*** Opening of MATERIAL SHOWN ***

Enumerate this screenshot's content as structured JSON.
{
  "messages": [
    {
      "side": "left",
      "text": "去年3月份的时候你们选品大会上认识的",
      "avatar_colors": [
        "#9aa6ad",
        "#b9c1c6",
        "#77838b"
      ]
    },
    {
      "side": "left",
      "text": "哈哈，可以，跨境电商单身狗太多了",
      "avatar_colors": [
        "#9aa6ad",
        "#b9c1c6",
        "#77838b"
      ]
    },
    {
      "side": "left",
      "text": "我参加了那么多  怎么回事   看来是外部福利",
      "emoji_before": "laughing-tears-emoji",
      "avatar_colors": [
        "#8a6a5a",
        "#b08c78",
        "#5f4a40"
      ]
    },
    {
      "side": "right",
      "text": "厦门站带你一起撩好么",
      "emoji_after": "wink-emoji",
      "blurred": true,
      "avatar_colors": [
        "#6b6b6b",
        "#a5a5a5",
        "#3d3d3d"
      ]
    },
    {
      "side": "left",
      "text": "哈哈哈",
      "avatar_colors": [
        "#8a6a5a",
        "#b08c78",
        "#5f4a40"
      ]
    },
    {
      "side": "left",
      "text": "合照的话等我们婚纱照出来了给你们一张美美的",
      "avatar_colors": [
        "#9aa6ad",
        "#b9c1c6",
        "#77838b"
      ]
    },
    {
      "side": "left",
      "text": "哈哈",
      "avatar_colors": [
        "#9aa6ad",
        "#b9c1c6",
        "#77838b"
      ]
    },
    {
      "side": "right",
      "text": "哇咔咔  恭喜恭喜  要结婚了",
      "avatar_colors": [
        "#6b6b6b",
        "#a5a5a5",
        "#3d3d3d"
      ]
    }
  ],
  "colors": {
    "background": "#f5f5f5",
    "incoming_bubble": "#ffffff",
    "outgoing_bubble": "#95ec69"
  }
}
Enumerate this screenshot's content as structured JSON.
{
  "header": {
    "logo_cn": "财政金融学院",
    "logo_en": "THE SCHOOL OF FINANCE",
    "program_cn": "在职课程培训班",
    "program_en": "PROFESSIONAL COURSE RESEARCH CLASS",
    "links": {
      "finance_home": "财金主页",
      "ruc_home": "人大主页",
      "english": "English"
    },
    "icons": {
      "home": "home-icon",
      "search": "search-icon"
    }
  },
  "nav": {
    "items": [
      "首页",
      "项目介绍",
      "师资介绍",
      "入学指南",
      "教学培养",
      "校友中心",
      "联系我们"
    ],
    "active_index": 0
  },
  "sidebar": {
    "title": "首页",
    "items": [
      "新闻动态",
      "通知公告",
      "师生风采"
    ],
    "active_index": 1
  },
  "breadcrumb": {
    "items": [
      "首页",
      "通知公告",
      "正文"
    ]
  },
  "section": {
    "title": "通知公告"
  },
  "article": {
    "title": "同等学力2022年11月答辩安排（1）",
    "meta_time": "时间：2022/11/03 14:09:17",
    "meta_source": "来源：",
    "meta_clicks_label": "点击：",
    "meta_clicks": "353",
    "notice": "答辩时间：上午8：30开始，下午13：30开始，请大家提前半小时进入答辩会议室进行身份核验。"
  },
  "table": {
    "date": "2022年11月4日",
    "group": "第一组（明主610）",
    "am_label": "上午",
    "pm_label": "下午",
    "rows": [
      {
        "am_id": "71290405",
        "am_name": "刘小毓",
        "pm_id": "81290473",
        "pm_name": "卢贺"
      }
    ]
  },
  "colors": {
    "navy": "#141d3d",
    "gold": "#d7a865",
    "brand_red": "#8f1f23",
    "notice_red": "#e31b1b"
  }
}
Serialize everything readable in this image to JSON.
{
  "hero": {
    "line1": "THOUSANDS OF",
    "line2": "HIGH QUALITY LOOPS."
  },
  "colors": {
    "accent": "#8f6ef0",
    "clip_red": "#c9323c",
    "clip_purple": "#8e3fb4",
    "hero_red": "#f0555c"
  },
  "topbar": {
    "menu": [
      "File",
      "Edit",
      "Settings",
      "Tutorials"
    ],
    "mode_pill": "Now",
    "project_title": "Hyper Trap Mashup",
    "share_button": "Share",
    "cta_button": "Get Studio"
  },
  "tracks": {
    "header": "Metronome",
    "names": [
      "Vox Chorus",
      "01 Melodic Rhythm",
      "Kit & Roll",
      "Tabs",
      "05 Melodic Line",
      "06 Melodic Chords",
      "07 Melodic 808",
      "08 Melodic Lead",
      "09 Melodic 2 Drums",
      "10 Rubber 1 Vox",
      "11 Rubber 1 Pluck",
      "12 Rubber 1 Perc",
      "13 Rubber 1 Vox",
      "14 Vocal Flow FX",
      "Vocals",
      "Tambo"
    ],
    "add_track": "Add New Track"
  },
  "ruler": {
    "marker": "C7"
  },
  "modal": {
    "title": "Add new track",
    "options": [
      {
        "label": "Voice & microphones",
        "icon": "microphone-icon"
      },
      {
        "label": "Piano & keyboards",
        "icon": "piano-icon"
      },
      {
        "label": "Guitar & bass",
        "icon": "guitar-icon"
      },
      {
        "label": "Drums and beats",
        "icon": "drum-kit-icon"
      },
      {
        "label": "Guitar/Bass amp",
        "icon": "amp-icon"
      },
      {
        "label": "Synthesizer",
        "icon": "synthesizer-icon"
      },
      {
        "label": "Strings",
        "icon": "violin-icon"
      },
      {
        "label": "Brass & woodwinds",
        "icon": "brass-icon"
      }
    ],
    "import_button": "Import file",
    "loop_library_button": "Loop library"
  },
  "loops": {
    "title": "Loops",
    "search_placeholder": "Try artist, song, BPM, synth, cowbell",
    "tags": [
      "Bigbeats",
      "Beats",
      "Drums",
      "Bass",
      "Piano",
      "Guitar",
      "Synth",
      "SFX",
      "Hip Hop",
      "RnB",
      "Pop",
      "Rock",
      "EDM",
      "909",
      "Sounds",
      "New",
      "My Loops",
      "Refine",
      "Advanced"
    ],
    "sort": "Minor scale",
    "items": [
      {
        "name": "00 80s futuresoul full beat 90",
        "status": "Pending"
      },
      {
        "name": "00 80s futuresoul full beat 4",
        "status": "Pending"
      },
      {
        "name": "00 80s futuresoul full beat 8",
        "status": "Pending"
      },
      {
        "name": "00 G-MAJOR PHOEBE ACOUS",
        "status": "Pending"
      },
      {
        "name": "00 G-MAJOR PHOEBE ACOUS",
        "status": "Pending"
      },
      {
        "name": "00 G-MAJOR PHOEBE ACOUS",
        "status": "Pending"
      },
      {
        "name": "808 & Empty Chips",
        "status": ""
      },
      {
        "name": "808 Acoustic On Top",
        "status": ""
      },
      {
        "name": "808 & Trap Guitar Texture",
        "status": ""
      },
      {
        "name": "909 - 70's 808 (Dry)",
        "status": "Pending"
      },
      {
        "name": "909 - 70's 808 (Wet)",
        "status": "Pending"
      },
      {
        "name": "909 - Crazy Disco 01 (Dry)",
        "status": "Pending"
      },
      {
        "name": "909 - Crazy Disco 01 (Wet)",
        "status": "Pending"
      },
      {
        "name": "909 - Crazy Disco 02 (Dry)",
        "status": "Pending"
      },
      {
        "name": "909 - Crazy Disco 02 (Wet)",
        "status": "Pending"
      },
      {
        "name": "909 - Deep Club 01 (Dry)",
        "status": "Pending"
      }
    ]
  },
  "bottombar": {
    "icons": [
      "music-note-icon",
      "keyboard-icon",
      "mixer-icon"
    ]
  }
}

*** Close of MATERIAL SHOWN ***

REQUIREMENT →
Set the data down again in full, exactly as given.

RESPONSE FOR THIS EXERCISE →
Enumerate this screenshot's content as structured JSON.
{
  "messages": [
    {
      "side": "left",
      "text": "去年3月份的时候你们选品大会上认识的",
      "avatar_colors": [
        "#9aa6ad",
        "#b9c1c6",
        "#77838b"
      ]
    },
    {
      "side": "left",
      "text": "哈哈，可以，跨境电商单身狗太多了",
      "avatar_colors": [
        "#9aa6ad",
        "#b9c1c6",
        "#77838b"
      ]
    },
    {
      "side": "left",
      "text": "我参加了那么多  怎么回事   看来是外部福利",
      "emoji_before": "laughing-tears-emoji",
      "avatar_colors": [
        "#8a6a5a",
        "#b08c78",
        "#5f4a40"
      ]
    },
    {
      "side": "right",
      "text": "厦门站带你一起撩好么",
      "emoji_after": "wink-emoji",
      "blurred": true,
      "avatar_colors": [
        "#6b6b6b",
        "#a5a5a5",
        "#3d3d3d"
      ]
    },
    {
      "side": "left",
      "text": "哈哈哈",
      "avatar_colors": [
        "#8a6a5a",
        "#b08c78",
        "#5f4a40"
      ]
    },
    {
      "side": "left",
      "text": "合照的话等我们婚纱照出来了给你们一张美美的",
      "avatar_colors": [
        "#9aa6ad",
        "#b9c1c6",
        "#77838b"
      ]
    },
    {
      "side": "left",
      "text": "哈哈",
      "avatar_colors": [
        "#9aa6ad",
        "#b9c1c6",
        "#77838b"
      ]
    },
    {
      "side": "right",
      "text": "哇咔咔  恭喜恭喜  要结婚了",
      "avatar_colors": [
        "#6b6b6b",
        "#a5a5a5",
        "#3d3d3d"
      ]
    }
  ],
  "colors": {
    "background": "#f5f5f5",
    "incoming_bubble": "#ffffff",
    "outgoing_bubble": "#95ec69"
  }
}
Enumerate this screenshot's content as structured JSON.
{
  "header": {
    "logo_cn": "财政金融学院",
    "logo_en": "THE SCHOOL OF FINANCE",
    "program_cn": "在职课程培训班",
    "program_en": "PROFESSIONAL COURSE RESEARCH CLASS",
    "links": {
      "finance_home": "财金主页",
      "ruc_home": "人大主页",
      "english": "English"
    },
    "icons": {
      "home": "home-icon",
      "search": "search-icon"
    }
  },
  "nav": {
    "items": [
      "首页",
      "项目介绍",
      "师资介绍",
      "入学指南",
      "教学培养",
      "校友中心",
      "联系我们"
    ],
    "active_index": 0
  },
  "sidebar": {
    "title": "首页",
    "items": [
      "新闻动态",
      "通知公告",
      "师生风采"
    ],
    "active_index": 1
  },
  "breadcrumb": {
    "items": [
      "首页",
      "通知公告",
      "正文"
    ]
  },
  "section": {
    "title": "通知公告"
  },
  "article": {
    "title": "同等学力2022年11月答辩安排（1）",
    "meta_time": "时间：2022/11/03 14:09:17",
    "meta_source": "来源：",
    "meta_clicks_label": "点击：",
    "meta_clicks": "353",
    "notice": "答辩时间：上午8：30开始，下午13：30开始，请大家提前半小时进入答辩会议室进行身份核验。"
  },
  "table": {
    "date": "2022年11月4日",
    "group": "第一组（明主610）",
    "am_label": "上午",
    "pm_label": "下午",
    "rows": [
      {
        "am_id": "71290405",
        "am_name": "刘小毓",
        "pm_id": "81290473",
        "pm_name": "卢贺"
      }
    ]
  },
  "colors": {
    "navy": "#141d3d",
    "gold": "#d7a865",
    "brand_red": "#8f1f23",
    "notice_red": "#e31b1b"
  }
}
Serialize everything readable in this image to JSON.
{
  "hero": {
    "line1": "THOUSANDS OF",
    "line2": "HIGH QUALITY LOOPS."
  },
  "colors": {
    "accent": "#8f6ef0",
    "clip_red": "#c9323c",
    "clip_purple": "#8e3fb4",
    "hero_red": "#f0555c"
  },
  "topbar": {
    "menu": [
      "File",
      "Edit",
      "Settings",
      "Tutorials"
    ],
    "mode_pill": "Now",
    "project_title": "Hyper Trap Mashup",
    "share_button": "Share",
    "cta_button": "Get Studio"
  },
  "tracks": {
    "header": "Metronome",
    "names": [
      "Vox Chorus",
      "01 Melodic Rhythm",
      "Kit & Roll",
      "Tabs",
      "05 Melodic Line",
      "06 Melodic Chords",
      "07 Melodic 808",
      "08 Melodic Lead",
      "09 Melodic 2 Drums",
      "10 Rubber 1 Vox",
      "11 Rubber 1 Pluck",
      "12 Rubber 1 Perc",
      "13 Rubber 1 Vox",
      "14 Vocal Flow FX",
      "Vocals",
      "Tambo"
    ],
    "add_track": "Add New Track"
  },
  "ruler": {
    "marker": "C7"
  },
  "modal": {
    "title": "Add new track",
    "options": [
      {
        "label": "Voice & microphones",
        "icon": "microphone-icon"
      },
      {
        "label": "Piano & keyboards",
        "icon": "piano-icon"
      },
      {
        "label": "Guitar & bass",
        "icon": "guitar-icon"
      },
      {
        "label": "Drums and beats",
        "icon": "drum-kit-icon"
      },
      {
        "label": "Guitar/Bass amp",
        "icon": "amp-icon"
      },
      {
        "label": "Synthesizer",
        "icon": "synthesizer-icon"
      },
      {
        "label": "Strings",
        "icon": "violin-icon"
      },
      {
        "label": "Brass & woodwinds",
        "icon": "brass-icon"
      }
    ],
    "import_button": "Import file",
    "loop_library_button": "Loop library"
  },
  "loops": {
    "title": "Loops",
    "search_placeholder": "Try artist, song, BPM, synth, cowbell",
    "tags": [
      "Bigbeats",
      "Beats",
      "Drums",
      "Bass",
      "Piano",
      "Guitar",
      "Synth",
      "SFX",
      "Hip Hop",
      "RnB",
      "Pop",
      "Rock",
      "EDM",
      "909",
      "Sounds",
      "New",
      "My Loops",
      "Refine",
      "Advanced"
    ],
    "sort": "Minor scale",
    "items": [
      {
        "name": "00 80s futuresoul full beat 90",
        "status": "Pending"
      },
      {
        "name": "00 80s futuresoul full beat 4",
        "status": "Pending"
      },
      {
        "name": "00 80s futuresoul full beat 8",
        "status": "Pending"
      },
      {
        "name": "00 G-MAJOR PHOEBE ACOUS",
        "status": "Pending"
      },
      {
        "name": "00 G-MAJOR PHOEBE ACOUS",
        "status": "Pending"
      },
      {
        "name": "00 G-MAJOR PHOEBE ACOUS",
        "status": "Pending"
      },
      {
        "name": "808 & Empty Chips",
        "status": ""
      },
      {
        "name": "808 Acoustic On Top",
        "status": ""
      },
      {
        "name": "808 & Trap Guitar Texture",
        "status": ""
      },
      {
        "name": "909 - 70's 808 (Dry)",
        "status": "Pending"
      },
      {
        "name": "909 - 70's 808 (Wet)",
        "status": "Pending"
      },
      {
        "name": "909 - Crazy Disco 01 (Dry)",
        "status": "Pending"
      },
      {
        "name": "909 - Crazy Disco 01 (Wet)",
        "status": "Pending"
      },
      {
        "name": "909 - Crazy Disco 02 (Dry)",
        "status": "Pending"
      },
      {
        "name": "909 - Crazy Disco 02 (Wet)",
        "status": "Pending"
      },
      {
        "name": "909 - Deep Club 01 (Dry)",
        "status": "Pending"
      }
    ]
  },
  "bottombar": {
    "icons": [
      "music-note-icon",
      "keyboard-icon",
      "mixer-icon"
    ]
  }
}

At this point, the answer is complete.